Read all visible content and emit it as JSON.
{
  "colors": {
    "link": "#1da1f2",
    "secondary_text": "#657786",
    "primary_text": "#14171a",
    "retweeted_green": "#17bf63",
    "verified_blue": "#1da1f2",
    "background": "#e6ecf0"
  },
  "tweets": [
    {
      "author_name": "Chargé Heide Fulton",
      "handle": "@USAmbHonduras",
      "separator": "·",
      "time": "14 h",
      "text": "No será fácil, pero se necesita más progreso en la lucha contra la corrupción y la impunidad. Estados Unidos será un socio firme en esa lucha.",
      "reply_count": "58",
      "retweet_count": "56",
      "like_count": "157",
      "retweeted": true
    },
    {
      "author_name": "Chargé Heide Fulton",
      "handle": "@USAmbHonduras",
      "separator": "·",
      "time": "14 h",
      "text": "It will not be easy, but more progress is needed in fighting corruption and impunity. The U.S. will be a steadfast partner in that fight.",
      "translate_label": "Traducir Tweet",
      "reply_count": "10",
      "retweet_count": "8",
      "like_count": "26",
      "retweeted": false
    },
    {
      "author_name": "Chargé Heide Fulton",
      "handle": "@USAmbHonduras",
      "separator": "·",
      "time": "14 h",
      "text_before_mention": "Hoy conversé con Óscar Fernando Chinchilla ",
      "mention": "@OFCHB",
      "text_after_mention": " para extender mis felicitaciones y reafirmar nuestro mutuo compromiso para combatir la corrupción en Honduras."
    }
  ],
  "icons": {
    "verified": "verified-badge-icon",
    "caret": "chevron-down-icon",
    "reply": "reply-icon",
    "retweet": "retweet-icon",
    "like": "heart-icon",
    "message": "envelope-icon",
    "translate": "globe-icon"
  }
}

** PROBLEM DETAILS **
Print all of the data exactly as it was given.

** SOLUTION TO THIS TASK **
Read all visible content and emit it as JSON.
{
  "colors": {
    "link": "#1da1f2",
    "secondary_text": "#657786",
    "primary_text": "#14171a",
    "retweeted_green": "#17bf63",
    "verified_blue": "#1da1f2",
    "background": "#e6ecf0"
  },
  "tweets": [
    {
      "author_name": "Chargé Heide Fulton",
      "handle": "@USAmbHonduras",
      "separator": "·",
      "time": "14 h",
      "text": "No será fácil, pero se necesita más progreso en la lucha contra la corrupción y la impunidad. Estados Unidos será un socio firme en esa lucha.",
      "reply_count": "58",
      "retweet_count": "56",
      "like_count": "157",
      "retweeted": true
    },
    {
      "author_name": "Chargé Heide Fulton",
      "handle": "@USAmbHonduras",
      "separator": "·",
      "time": "14 h",
      "text": "It will not be easy, but more progress is needed in fighting corruption and impunity. The U.S. will be a steadfast partner in that fight.",
      "translate_label": "Traducir Tweet",
      "reply_count": "10",
      "retweet_count": "8",
      "like_count": "26",
      "retweeted": false
    },
    {
      "author_name": "Chargé Heide Fulton",
      "handle": "@USAmbHonduras",
      "separator": "·",
      "time": "14 h",
      "text_before_mention": "Hoy conversé con Óscar Fernando Chinchilla ",
      "mention": "@OFCHB",
      "text_after_mention": " para extender mis felicitaciones y reafirmar nuestro mutuo compromiso para combatir la corrupción en Honduras."
    }
  ],
  "icons": {
    "verified": "verified-badge-icon",
    "caret": "chevron-down-icon",
    "reply": "reply-icon",
    "retweet": "retweet-icon",
    "like": "heart-icon",
    "message": "envelope-icon",
    "translate": "globe-icon"
  }
}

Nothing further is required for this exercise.